Math & Computer Science: AP Calculus AB, AP Calculus BC, AP Computer Science A, AP Statistics
Sciences: AP Biology, AP Chemistry, AP Environmental Science, AP Physics C: Electricity and Magnetism, AP Physics C: Mechanics, AP Physics 1: Algebra-Based, AP Physics 2: Algebra-Based
World Languages & Cultures: AP Chinese Language and Culture, AP French Language and Culture, AP German Language and Culture, AP Italian Language and Culture, AP Japanese Language and Culture, AP Latin, AP Spanish Language and Culture, AP Spanish Literature and Culture
How do I get into Advanced Placement courses? Most high schools have a process to get invited into an AP course. Many smaller private schools use GPA and sophomore PSAT score to determine who gets invited into an AP. So it does matter how your do in the first years of school, in order to be offered a spot in the more challenge courses.
Is there a minimum or maximum of AP courses I can take? This depends on your individual high school’s policies regarding these courses. Some schools do not offer any AP courses to sophomores. Some offer courses starting sophomore year. If you are able to get into to several AP courses, please be judicious about your schedule. Do not take an overloaded schedule, which puts you into a challenge keeping up and keeping good grades. You are invited into AP courses because you are doing well in school. You not want to put your good standing into jeopardy because you took on too much. Most guidance counselors will help you determine the best mix of challenging courses and less rigorous courses, for you to keep your GPA solid, while also affording you some opportunities to prove yourself. It is not wise to allow your GPA to become weakened. If you are not able to get some guidance about this, contact us!

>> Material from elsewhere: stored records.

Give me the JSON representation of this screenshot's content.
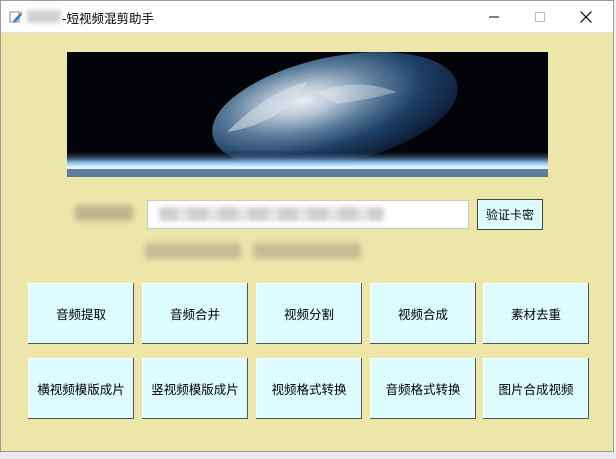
{
  "window": {
    "title": "-短视频混剪助手",
    "icon": "pen-app-icon",
    "controls": [
      "minimize-icon",
      "maximize-icon",
      "close-icon"
    ]
  },
  "colors": {
    "background": "#ece6a8",
    "button": "#dcfcff",
    "titlebar": "#ffffff"
  },
  "card": {
    "input_value": "",
    "verify_label": "验证卡密"
  },
  "buttons": {
    "row1": [
      "音频提取",
      "音频合并",
      "视频分割",
      "视频合成",
      "素材去重"
    ],
    "row2": [
      "横视频模版成片",
      "竖视频模版成片",
      "视频格式转换",
      "音频格式转换",
      "图片合成视频"
    ]
  }
}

My school weights GPAs, so I can’t go wrong with extra AP courses. Not really. Check previous article’s topic of weighting and un-weighting on GPA.
How will I know if I can get college credit? Not all schools will give you course credit for an AP course. Some will for completed courses with an AP test score of 5 only. The tests only score to 5. Other schools will actually offer you course credit for completed courses with an AP test score of 4 or 5. There are also some colleges that will grant course credit for simply achieving a 5 on an AP test without taking the class. The College Board has offered some help in identifying some schools’ policies in this regard.
So, even if I did not get a 4 or 5, my AP courses will still help me gain advantage in admission? Perhaps. Look at the article on Admission Points to understand this. Some colleges will give you more admission points for an AP course with a grade of A or B, anything less, no extra points. Other schools will give admission points only for core courses with an A or B and not for electives. Does that mean taking elective AP courses is a waste of time? Not at all. Your entire transcript is scrutinized for the level of challenge you are willing to take on, and quite honestly, a person who challenges themselves with electives as well as core courses is quite impressive.
Typically, any student who accepts academic challenge is considered a good candidate. Doing well with the challenge is what most colleges look to find in the ideal candidate. So, if you are a rising sophomore, you might want to pick up a PSAT review book this fall. It might be in your best interest to get into some advanced classes if not this year, in your junior year.
Is there some magic number of AP courses required by top schools? All of the schools would answer no to this question. Honestly, I have to tell you that speaking with colleges, there are some who truly do look for several advanced courses. If you think about the admission pool when you apply, if 65% or more of the candidates applying to a school all show several advanced courses from sophomore year onward, then if you do not have similar, you are automatically missing a competitive edge.
School should be somewhat challenging. Think of these courses are providing mental exercises and a foundation of information and inquiry that you will encounter in college. These courses are your college preparation! Embrace the idea of working harder, because there really is no downside to showing your willingness to work. If you cannot complete the work-some of these courses actually have summer pre-work-do not be foolish, drop the course. Take only those that you can showcase your talents and brilliance!